The HESI specialty exam gauges how well you learned the content in a nursing course, while also familiarizing you with NCLEX-style questions. Consisting of 55 NCLEX-style questions, HESI specialty exams are computerized and timed.
1. Hit the Books on Day 1
Chaka Brittain, manager of the Center for Academic Success (CAS) at Chamberlain’s Atlanta campus, recommends students use the course HESI study guide (available on the online course shell) to guide their preparation throughout each course. Her general rule is that you should be studying for an hour out-of-class for each hour in class. Whether or not that is feasible for you, there should never be idle time, Brittain said.
“There’s always something to study,” she said. “After Week 7 and finals, give yourself a break, and then it’s back to it in Week 1.”
For extra assistance, students are encouraged to visit the CAS, where tutors can help identify areas of need and provide study materials, practice questions and extra help.
“Use your time wisely,” said Brittain. “You only have seven weeks for class. By week 2, you should know what you need help with and seek out that help. You don’t want to get to the HESI and realize you don’t get the cardiac system.”
2. Train for Test-Taking
Brittain estimates that students should spend about 40% of their study time on content review and 60% of their time on test-taking skills and NCLEX-practice questions.
“Practice questions are the best way to study for HESIs and boards, hands-down,” she said. “A lot of students have the information, but when they see those questions, it throws them totally off. They want the question to ask for the definition. That’s not what it’s going to say.”
Atlanta campus student Plax Mandibaya, who recently received the highest score among her peers on a course HESI, aims to complete 40 NCLEX-style questions every day in preparation, in addition to having a firm grasp on the content.
“You need to read to understand, not to memorize,” she said. “That way, however they ask the question, you already know the answer.”
3. Don’t Settle for Less than 900

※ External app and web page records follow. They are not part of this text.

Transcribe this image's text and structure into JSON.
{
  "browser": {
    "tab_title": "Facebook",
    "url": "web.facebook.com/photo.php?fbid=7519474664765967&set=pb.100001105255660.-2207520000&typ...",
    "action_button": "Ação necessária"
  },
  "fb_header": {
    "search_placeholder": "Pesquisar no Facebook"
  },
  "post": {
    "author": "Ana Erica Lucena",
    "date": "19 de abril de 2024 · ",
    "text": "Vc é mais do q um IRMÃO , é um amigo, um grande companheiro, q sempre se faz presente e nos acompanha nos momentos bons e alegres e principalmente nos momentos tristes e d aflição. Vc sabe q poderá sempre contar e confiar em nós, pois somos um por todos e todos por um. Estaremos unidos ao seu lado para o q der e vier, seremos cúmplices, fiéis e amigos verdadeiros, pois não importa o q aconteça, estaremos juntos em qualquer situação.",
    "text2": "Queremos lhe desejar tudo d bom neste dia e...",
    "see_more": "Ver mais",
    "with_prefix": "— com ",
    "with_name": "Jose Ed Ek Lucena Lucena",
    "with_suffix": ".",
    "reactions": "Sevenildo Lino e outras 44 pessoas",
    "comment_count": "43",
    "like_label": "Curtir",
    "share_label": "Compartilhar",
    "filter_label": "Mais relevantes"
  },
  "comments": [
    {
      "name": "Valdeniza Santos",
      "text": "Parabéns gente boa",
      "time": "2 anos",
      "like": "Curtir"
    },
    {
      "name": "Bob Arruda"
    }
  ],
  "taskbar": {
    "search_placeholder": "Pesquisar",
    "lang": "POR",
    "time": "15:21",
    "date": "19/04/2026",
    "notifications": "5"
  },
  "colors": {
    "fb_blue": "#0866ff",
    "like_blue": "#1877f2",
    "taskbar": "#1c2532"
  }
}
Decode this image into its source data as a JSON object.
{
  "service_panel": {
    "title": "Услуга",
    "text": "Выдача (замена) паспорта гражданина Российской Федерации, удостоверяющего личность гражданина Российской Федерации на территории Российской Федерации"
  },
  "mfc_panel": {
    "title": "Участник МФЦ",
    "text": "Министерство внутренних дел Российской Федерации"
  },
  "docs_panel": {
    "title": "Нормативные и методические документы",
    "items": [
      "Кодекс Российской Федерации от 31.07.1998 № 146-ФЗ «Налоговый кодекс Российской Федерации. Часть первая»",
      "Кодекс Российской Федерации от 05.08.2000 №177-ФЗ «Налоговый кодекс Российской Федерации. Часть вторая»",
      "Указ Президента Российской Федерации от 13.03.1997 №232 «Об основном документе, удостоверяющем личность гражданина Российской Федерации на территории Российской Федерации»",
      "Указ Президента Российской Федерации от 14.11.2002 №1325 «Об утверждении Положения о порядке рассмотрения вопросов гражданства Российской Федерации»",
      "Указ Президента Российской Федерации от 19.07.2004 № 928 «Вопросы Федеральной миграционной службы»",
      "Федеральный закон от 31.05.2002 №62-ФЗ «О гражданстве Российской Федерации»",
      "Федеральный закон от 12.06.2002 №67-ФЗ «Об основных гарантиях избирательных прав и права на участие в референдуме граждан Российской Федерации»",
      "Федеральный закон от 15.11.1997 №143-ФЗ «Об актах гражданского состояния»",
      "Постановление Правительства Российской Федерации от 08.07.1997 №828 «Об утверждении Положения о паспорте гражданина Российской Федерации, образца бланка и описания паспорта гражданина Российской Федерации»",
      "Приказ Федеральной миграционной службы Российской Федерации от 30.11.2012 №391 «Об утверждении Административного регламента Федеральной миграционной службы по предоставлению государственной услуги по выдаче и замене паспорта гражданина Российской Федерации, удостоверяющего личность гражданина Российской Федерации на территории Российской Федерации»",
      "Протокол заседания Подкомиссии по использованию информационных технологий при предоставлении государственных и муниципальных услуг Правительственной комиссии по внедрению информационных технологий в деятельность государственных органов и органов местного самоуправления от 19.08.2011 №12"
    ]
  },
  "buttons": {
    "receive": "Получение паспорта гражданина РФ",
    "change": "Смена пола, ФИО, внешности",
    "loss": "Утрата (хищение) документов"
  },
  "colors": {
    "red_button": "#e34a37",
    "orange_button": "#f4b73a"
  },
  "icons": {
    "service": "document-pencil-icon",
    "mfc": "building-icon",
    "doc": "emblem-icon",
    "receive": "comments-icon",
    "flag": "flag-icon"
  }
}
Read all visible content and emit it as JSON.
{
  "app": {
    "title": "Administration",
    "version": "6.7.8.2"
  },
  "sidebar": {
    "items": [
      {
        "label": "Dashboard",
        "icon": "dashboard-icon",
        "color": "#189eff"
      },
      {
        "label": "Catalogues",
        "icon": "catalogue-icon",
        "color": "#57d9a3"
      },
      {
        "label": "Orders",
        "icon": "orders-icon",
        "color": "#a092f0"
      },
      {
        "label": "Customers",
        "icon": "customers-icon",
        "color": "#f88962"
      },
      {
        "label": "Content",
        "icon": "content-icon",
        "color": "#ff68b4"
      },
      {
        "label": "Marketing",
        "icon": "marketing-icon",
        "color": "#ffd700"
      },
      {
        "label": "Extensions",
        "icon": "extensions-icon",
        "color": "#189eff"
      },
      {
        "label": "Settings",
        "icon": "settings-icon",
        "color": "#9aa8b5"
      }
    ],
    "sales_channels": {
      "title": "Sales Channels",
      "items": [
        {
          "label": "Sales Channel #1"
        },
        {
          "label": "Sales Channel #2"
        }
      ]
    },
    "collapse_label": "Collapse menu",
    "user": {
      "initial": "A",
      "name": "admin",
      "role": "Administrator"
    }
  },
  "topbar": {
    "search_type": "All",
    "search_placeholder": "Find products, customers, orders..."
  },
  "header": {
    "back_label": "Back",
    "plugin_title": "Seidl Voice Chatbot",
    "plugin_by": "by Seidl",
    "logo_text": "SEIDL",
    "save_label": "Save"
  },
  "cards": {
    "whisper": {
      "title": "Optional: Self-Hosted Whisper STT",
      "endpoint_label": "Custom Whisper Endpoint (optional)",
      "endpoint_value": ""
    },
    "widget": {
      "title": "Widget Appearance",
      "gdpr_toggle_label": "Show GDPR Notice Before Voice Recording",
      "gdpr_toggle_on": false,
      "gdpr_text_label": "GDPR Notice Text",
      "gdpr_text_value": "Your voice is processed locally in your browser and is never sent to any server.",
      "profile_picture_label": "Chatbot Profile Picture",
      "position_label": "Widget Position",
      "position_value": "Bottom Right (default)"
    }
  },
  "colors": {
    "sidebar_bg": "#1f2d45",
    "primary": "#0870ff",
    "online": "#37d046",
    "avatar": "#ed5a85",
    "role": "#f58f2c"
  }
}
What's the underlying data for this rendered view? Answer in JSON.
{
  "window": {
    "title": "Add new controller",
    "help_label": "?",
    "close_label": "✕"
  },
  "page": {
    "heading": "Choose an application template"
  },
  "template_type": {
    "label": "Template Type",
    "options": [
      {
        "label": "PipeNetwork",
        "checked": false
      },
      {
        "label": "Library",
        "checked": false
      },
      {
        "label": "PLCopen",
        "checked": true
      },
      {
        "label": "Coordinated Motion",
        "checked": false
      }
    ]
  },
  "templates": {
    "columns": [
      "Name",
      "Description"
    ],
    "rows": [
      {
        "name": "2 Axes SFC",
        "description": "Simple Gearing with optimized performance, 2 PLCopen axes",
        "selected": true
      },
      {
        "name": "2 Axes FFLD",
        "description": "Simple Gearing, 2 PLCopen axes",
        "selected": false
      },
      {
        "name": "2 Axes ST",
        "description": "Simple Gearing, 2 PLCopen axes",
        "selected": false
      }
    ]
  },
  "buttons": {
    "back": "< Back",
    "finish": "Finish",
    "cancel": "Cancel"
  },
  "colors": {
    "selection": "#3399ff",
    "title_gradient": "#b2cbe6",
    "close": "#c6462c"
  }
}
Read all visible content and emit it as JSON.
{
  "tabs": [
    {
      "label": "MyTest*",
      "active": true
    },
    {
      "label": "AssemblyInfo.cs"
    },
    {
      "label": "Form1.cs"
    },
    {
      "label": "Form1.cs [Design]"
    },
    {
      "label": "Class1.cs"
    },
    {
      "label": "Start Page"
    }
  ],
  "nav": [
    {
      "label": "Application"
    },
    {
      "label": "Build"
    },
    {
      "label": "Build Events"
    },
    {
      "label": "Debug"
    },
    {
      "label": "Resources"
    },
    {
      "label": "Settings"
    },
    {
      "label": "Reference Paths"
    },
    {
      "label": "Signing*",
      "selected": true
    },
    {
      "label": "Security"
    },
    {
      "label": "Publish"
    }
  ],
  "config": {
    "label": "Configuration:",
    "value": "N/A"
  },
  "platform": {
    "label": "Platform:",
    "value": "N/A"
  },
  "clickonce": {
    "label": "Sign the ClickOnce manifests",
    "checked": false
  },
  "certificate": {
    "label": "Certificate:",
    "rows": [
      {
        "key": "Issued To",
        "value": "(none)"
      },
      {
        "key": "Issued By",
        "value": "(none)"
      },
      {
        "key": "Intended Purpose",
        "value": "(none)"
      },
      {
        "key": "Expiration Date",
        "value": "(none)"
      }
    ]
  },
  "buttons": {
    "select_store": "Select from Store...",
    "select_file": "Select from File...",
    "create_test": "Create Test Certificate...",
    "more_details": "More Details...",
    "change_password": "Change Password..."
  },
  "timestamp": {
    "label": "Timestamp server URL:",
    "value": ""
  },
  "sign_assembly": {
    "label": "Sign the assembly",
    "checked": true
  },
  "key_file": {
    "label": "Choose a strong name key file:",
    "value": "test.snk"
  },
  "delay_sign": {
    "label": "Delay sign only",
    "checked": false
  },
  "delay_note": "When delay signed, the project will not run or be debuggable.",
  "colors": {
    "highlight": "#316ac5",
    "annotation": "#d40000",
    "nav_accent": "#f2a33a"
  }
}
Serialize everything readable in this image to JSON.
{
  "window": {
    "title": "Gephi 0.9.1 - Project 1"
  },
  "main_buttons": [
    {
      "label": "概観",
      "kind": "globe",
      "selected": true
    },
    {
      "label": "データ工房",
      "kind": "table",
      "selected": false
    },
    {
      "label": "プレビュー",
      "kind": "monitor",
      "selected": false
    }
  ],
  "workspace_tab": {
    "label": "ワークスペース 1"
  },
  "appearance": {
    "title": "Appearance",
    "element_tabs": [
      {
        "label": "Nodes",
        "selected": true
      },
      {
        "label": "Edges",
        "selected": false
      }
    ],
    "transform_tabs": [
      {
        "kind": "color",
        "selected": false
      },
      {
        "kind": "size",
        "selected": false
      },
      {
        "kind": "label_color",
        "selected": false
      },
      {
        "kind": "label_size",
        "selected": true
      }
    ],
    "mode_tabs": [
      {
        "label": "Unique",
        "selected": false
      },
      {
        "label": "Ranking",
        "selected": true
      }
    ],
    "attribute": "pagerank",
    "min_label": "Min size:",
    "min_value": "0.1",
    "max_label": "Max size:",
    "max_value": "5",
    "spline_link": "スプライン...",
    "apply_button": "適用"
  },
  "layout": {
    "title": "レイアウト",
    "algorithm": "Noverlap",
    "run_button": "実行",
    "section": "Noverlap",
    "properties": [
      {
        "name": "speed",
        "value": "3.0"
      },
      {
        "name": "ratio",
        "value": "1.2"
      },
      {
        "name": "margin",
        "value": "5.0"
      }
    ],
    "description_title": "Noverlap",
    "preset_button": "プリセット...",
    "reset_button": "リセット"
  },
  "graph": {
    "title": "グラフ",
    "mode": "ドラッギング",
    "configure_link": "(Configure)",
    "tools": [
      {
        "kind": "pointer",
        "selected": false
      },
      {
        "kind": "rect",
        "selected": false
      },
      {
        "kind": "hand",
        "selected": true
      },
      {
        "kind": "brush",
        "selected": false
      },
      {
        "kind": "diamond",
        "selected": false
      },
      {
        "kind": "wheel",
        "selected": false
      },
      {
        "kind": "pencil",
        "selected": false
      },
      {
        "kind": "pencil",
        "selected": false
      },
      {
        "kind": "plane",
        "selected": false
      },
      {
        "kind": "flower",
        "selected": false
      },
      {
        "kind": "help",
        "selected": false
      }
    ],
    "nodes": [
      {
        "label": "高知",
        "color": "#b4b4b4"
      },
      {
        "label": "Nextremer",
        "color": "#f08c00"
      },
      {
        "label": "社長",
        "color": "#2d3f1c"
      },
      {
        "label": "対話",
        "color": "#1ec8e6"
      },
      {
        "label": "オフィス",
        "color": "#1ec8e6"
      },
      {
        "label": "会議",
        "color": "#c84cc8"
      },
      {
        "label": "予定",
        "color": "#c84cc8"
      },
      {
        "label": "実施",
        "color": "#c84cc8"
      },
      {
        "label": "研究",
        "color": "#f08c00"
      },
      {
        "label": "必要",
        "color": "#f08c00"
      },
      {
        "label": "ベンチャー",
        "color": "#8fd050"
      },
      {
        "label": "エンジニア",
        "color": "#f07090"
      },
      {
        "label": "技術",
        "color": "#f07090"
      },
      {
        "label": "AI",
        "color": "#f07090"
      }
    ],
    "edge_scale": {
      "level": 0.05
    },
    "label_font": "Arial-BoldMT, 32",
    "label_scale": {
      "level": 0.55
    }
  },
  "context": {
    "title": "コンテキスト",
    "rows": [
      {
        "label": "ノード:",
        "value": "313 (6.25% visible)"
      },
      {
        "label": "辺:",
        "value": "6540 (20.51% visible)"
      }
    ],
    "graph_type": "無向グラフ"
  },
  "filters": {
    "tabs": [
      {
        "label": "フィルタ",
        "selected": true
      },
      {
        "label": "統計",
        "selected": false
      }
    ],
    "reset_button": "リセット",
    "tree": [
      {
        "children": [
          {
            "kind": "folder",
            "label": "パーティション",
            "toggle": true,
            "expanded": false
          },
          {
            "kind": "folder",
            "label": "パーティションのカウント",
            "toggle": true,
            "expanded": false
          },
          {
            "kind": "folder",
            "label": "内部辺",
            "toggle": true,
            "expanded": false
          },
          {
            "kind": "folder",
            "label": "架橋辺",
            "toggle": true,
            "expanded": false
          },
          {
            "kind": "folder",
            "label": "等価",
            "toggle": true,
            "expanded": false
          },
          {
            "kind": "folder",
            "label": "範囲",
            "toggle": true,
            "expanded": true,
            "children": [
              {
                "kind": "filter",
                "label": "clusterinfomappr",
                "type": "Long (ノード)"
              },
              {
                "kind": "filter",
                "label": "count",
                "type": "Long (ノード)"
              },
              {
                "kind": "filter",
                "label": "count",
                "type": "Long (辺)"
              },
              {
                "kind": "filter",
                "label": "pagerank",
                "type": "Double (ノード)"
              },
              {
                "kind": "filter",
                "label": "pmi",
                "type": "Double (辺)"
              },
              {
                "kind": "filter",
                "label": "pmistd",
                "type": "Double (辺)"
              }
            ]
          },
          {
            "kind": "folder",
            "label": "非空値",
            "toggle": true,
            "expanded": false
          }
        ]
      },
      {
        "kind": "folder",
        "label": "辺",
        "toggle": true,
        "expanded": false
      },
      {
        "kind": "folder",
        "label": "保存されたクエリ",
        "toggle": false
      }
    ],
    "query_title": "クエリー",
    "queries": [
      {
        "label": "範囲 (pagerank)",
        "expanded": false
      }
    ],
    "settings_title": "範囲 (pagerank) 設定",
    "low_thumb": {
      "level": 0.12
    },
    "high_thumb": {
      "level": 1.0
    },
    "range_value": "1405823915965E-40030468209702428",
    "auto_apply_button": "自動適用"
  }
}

A March 2013 study from the Journal of Professional Nursing found that the odds of passing the NCLEX were significantly higher for students who scored 850 or higher on their HESI specialty exams. For instance, students who scored 850 and up on the critical care HESI were 11.16 times more likely to pass their boards than those who scored lower than an 850.
While the benchmark score is 850, all students should shoot for 900, says Brittain.
“You want that 900,” Brittain said. “We know that if you consistently get 900s, the probability that you’ll pass boards is very high.”
While students will often calculate the score they need on the HESI to pass their course, setting your sights too low can hurt you when it comes time to take the HESI Exit Exam and NCLEX. Mandibaya says it’s important to treat every test like it’s the Exit Exam.
“I aim for 100% all the time. I always take it seriously,” Mandibaya said. “Yes, I do calculate, but I don’t look at that number. I need 100. Aim high.”
4. Learn from Your Mistakes
Immediately following the course HESI, students are offered the chance to see the rationale for their wrong answers. The rationale will show the question, all answers, what kind of question it was and the rationale for the correct answer. The opportunity to review wrong answers is invaluable for future success, says Brittain.
“Students can take as long as they want to go through those answers and really understand where they went wrong,” she said. “That’s a really good tool because that’s the only time they will see those questions until they get tested again.”